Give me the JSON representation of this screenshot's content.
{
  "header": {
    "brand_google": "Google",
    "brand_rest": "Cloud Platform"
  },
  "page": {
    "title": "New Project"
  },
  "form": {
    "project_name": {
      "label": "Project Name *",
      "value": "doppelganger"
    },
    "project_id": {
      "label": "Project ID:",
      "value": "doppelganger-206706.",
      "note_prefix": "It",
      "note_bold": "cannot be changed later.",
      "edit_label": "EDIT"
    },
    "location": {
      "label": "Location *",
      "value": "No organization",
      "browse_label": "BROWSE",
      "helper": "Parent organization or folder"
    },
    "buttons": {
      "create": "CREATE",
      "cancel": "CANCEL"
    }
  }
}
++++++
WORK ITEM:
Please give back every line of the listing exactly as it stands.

OUTPUT:
Give me the JSON representation of this screenshot's content.
{
  "header": {
    "brand_google": "Google",
    "brand_rest": "Cloud Platform"
  },
  "page": {
    "title": "New Project"
  },
  "form": {
    "project_name": {
      "label": "Project Name *",
      "value": "doppelganger"
    },
    "project_id": {
      "label": "Project ID:",
      "value": "doppelganger-206706.",
      "note_prefix": "It",
      "note_bold": "cannot be changed later.",
      "edit_label": "EDIT"
    },
    "location": {
      "label": "Location *",
      "value": "No organization",
      "browse_label": "BROWSE",
      "helper": "Parent organization or folder"
    },
    "buttons": {
      "create": "CREATE",
      "cancel": "CANCEL"
    }
  }
}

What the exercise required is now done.